No Cash Outflow-: One of the most significant advantages of bonus issues is that they do not require a company to allocate cash for distributing additional shares. This is particularly valuable when a company’s cash reserves are limited or when management wants to reinvest available funds in growth opportunities. By utilizing retained earnings, a company can reward shareholders without depleting its cash resources.

Tax Efficiency-: In India, bonus issues are generally not subject to capital gains tax for shareholders. This tax efficiency is a considerable advantage for investors, as it means they can receive additional shares without incurring a tax liability. It also makes bonus issues an attractive option for companies seeking to reward their shareholders without causing tax-related concerns.

Employee Retention-: Companies can use bonus issues as an effective tool for retaining and incentivizing employees. By granting bonus shares as part of employee compensation packages, businesses can align the interests of employees with those of the company. This can foster a sense of ownership and commitment among employees, motivating them to work towards the company’s long-term success.

Broadened Ownership Base-: Bonus issues help broaden the ownership base of a company, making its shares accessible to a wider range of investors. This can lead to a more diversified shareholder base, reducing the concentration of ownership in the hands of a few investors or institutions. A diverse ownership base can enhance corporate governance and minimize the influence of any single shareholder or group, promoting transparency and long-term stability.

Bonus issues represent a significant and multifaceted strategy within the world of finance, allowing companies to reward their loyal shareholders, strengthen their capital structures, and send positive signals to the market. These corporate actions, governed by stringent regulatory frameworks in countries like India, are designed to maintain fairness and transparency while promoting investor confidence and liquidity in the stock market. Bonus issues serve as a win-win proposition, offering tax-efficient benefits to shareholders and providing companies with a cost-effective means of enhancing their equity base. They also play a vital role in broadening a company’s ownership base, promoting long-term sustainability, and incentivizing employees. Understanding the intricacies of bonus issues is essential for both investors seeking to maximize their returns and those interested in comprehending the strategic decisions made by businesses in dynamic market environments.

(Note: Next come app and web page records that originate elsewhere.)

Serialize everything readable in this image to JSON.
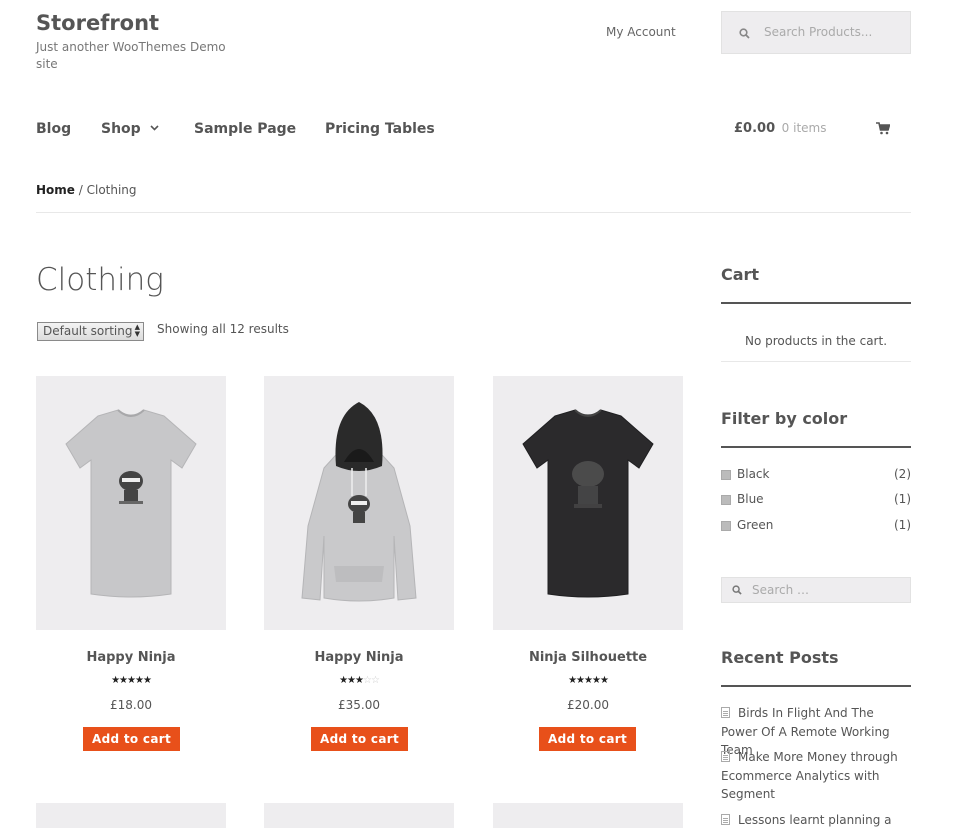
{
  "header": {
    "site_title": "Storefront",
    "site_description": "Just another WooThemes Demo site",
    "my_account": "My Account",
    "search_placeholder": "Search Products..."
  },
  "nav": {
    "items": [
      "Blog",
      "Shop",
      "Sample Page",
      "Pricing Tables"
    ],
    "cart_total": "£0.00",
    "cart_count": "0 items"
  },
  "breadcrumb": {
    "home": "Home",
    "separator": " / ",
    "current": "Clothing"
  },
  "main": {
    "title": "Clothing",
    "sort_selected": "Default sorting",
    "result_count": "Showing all 12 results",
    "products": [
      {
        "title": "Happy Ninja",
        "price": "£18.00",
        "rating": 5,
        "button": "Add to cart",
        "image": "grey-ninja-tshirt"
      },
      {
        "title": "Happy Ninja",
        "price": "£35.00",
        "rating": 3,
        "button": "Add to cart",
        "image": "grey-ninja-hoodie"
      },
      {
        "title": "Ninja Silhouette",
        "price": "£20.00",
        "rating": 5,
        "button": "Add to cart",
        "image": "black-ninja-tshirt"
      }
    ]
  },
  "sidebar": {
    "cart_title": "Cart",
    "cart_empty": "No products in the cart.",
    "filter_title": "Filter by color",
    "colors": [
      {
        "name": "Black",
        "count": "(2)"
      },
      {
        "name": "Blue",
        "count": "(1)"
      },
      {
        "name": "Green",
        "count": "(1)"
      }
    ],
    "search_placeholder": "Search …",
    "recent_title": "Recent Posts",
    "posts": [
      "Birds In Flight And The Power Of A Remote Working Team",
      "Make More Money through Ecommerce Analytics with Segment",
      "Lessons learnt planning a big"
    ]
  },
  "colors": {
    "accent": "#e8501a",
    "text": "#555555",
    "panel": "#eeedef"
  }
}
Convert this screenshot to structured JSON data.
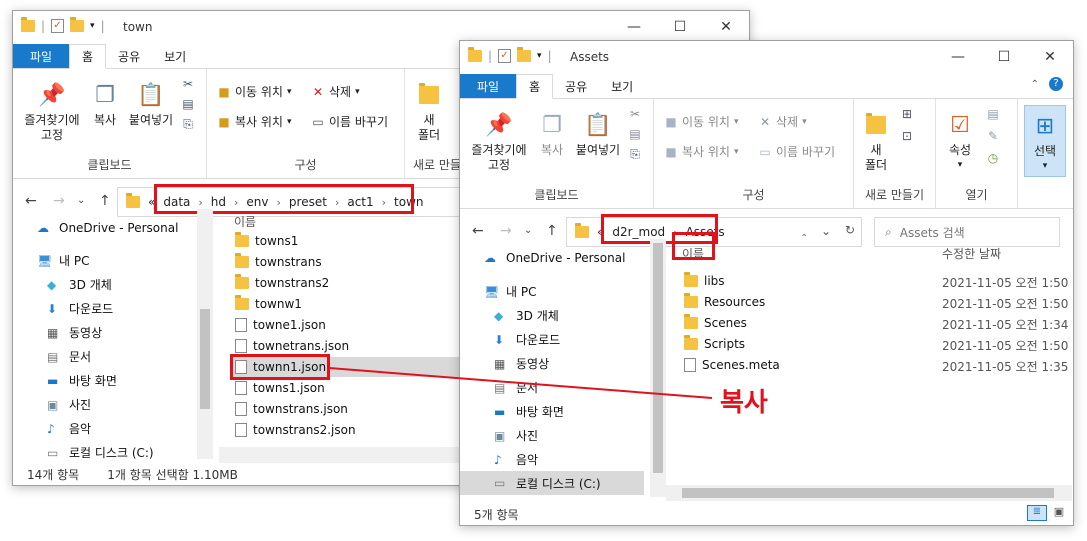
{
  "window1": {
    "title": "town",
    "tabs": [
      "파일",
      "홈",
      "공유",
      "보기"
    ],
    "ribbon": {
      "pin": "즐겨찾기에 고정",
      "copy": "복사",
      "paste": "붙여넣기",
      "clipboard_group": "클립보드",
      "move_to": "이동 위치",
      "copy_to": "복사 위치",
      "delete": "삭제",
      "rename": "이름 바꾸기",
      "organize_group": "구성",
      "new_folder": "새 폴더",
      "new_group": "새로 만들"
    },
    "address": {
      "prefix": "«",
      "crumbs": [
        "data",
        "hd",
        "env",
        "preset",
        "act1",
        "town"
      ]
    },
    "nav": [
      "OneDrive - Personal",
      "내 PC",
      "3D 개체",
      "다운로드",
      "동영상",
      "문서",
      "바탕 화면",
      "사진",
      "음악",
      "로컬 디스크 (C:)"
    ],
    "column_name": "이름",
    "files": [
      {
        "name": "towns1",
        "type": "folder"
      },
      {
        "name": "townstrans",
        "type": "folder"
      },
      {
        "name": "townstrans2",
        "type": "folder"
      },
      {
        "name": "townw1",
        "type": "folder"
      },
      {
        "name": "towne1.json",
        "type": "file"
      },
      {
        "name": "townetrans.json",
        "type": "file"
      },
      {
        "name": "townn1.json",
        "type": "file",
        "selected": true
      },
      {
        "name": "towns1.json",
        "type": "file"
      },
      {
        "name": "townstrans.json",
        "type": "file"
      },
      {
        "name": "townstrans2.json",
        "type": "file"
      }
    ],
    "status": {
      "count": "14개 항목",
      "selection": "1개 항목 선택함 1.10MB"
    }
  },
  "window2": {
    "title": "Assets",
    "tabs": [
      "파일",
      "홈",
      "공유",
      "보기"
    ],
    "ribbon": {
      "pin": "즐겨찾기에 고정",
      "copy": "복사",
      "paste": "붙여넣기",
      "clipboard_group": "클립보드",
      "move_to": "이동 위치",
      "copy_to": "복사 위치",
      "delete": "삭제",
      "rename": "이름 바꾸기",
      "organize_group": "구성",
      "new_folder": "새 폴더",
      "new_group": "새로 만들기",
      "properties": "속성",
      "open_group": "열기",
      "select": "선택"
    },
    "address": {
      "prefix": "«",
      "crumbs": [
        "d2r_mod",
        "Assets"
      ]
    },
    "search_placeholder": "Assets 검색",
    "nav": [
      "OneDrive - Personal",
      "내 PC",
      "3D 개체",
      "다운로드",
      "동영상",
      "문서",
      "바탕 화면",
      "사진",
      "음악",
      "로컬 디스크 (C:)"
    ],
    "column_name": "이름",
    "column_date": "수정한 날짜",
    "files": [
      {
        "name": "libs",
        "type": "folder",
        "date": "2021-11-05 오전 1:50"
      },
      {
        "name": "Resources",
        "type": "folder",
        "date": "2021-11-05 오전 1:50"
      },
      {
        "name": "Scenes",
        "type": "folder",
        "date": "2021-11-05 오전 1:34"
      },
      {
        "name": "Scripts",
        "type": "folder",
        "date": "2021-11-05 오전 1:50"
      },
      {
        "name": "Scenes.meta",
        "type": "file",
        "date": "2021-11-05 오전 1:35"
      }
    ],
    "status": {
      "count": "5개 항목"
    }
  },
  "annotation": {
    "label": "복사",
    "color": "#e0121b"
  }
}
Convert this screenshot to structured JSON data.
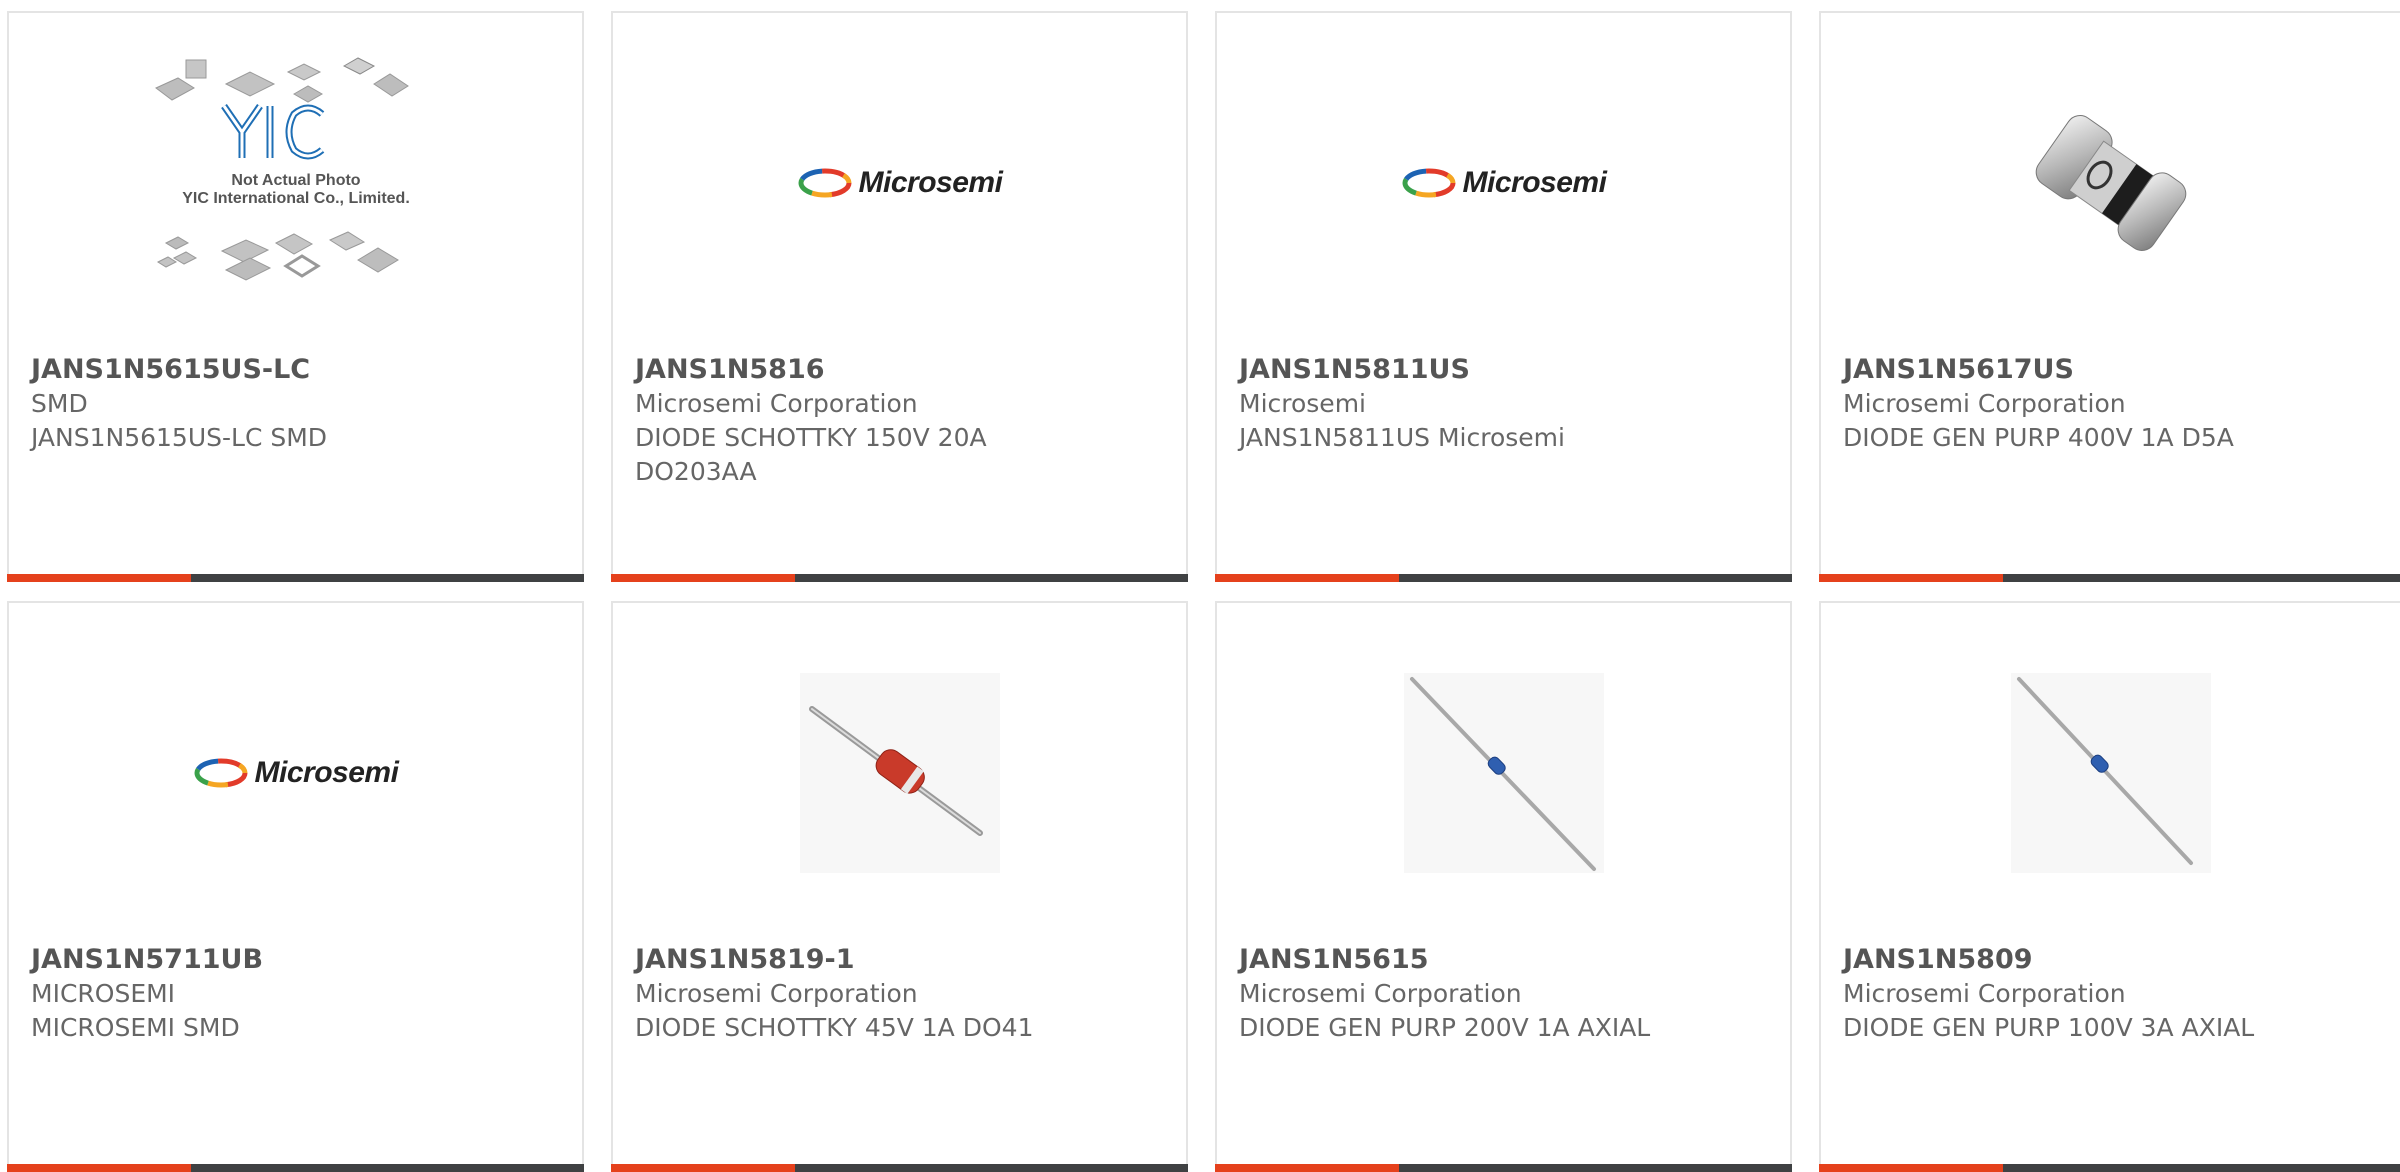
{
  "products": [
    {
      "part": "JANS1N5615US-LC",
      "manufacturer": "SMD",
      "description": "JANS1N5615US-LC SMD",
      "image": "yic-placeholder",
      "placeholder": {
        "brand": "YIC",
        "line1": "Not Actual Photo",
        "line2": "YIC International Co., Limited."
      }
    },
    {
      "part": "JANS1N5816",
      "manufacturer": "Microsemi Corporation",
      "description": "DIODE SCHOTTKY 150V 20A DO203AA",
      "image": "microsemi-logo",
      "logo_text": "Microsemi"
    },
    {
      "part": "JANS1N5811US",
      "manufacturer": "Microsemi",
      "description": "JANS1N5811US Microsemi",
      "image": "microsemi-logo",
      "logo_text": "Microsemi"
    },
    {
      "part": "JANS1N5617US",
      "manufacturer": "Microsemi Corporation",
      "description": "DIODE GEN PURP 400V 1A D5A",
      "image": "d5a-diode-photo"
    },
    {
      "part": "JANS1N5711UB",
      "manufacturer": "MICROSEMI",
      "description": "MICROSEMI SMD",
      "image": "microsemi-logo",
      "logo_text": "Microsemi"
    },
    {
      "part": "JANS1N5819-1",
      "manufacturer": "Microsemi Corporation",
      "description": "DIODE SCHOTTKY 45V 1A DO41",
      "image": "do41-diode-photo"
    },
    {
      "part": "JANS1N5615",
      "manufacturer": "Microsemi Corporation",
      "description": "DIODE GEN PURP 200V 1A AXIAL",
      "image": "axial-diode-photo"
    },
    {
      "part": "JANS1N5809",
      "manufacturer": "Microsemi Corporation",
      "description": "DIODE GEN PURP 100V 3A AXIAL",
      "image": "axial-diode-photo"
    }
  ],
  "colors": {
    "accent": "#e5411c",
    "bar": "#3f4143",
    "text": "#666666"
  }
}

As investors navigate the complex landscape of the stock market, bonus issues stand as a powerful tool that bridges the interests of companies and shareholders, contributing to the vibrancy and resilience of the financial world.

G Akshay Associates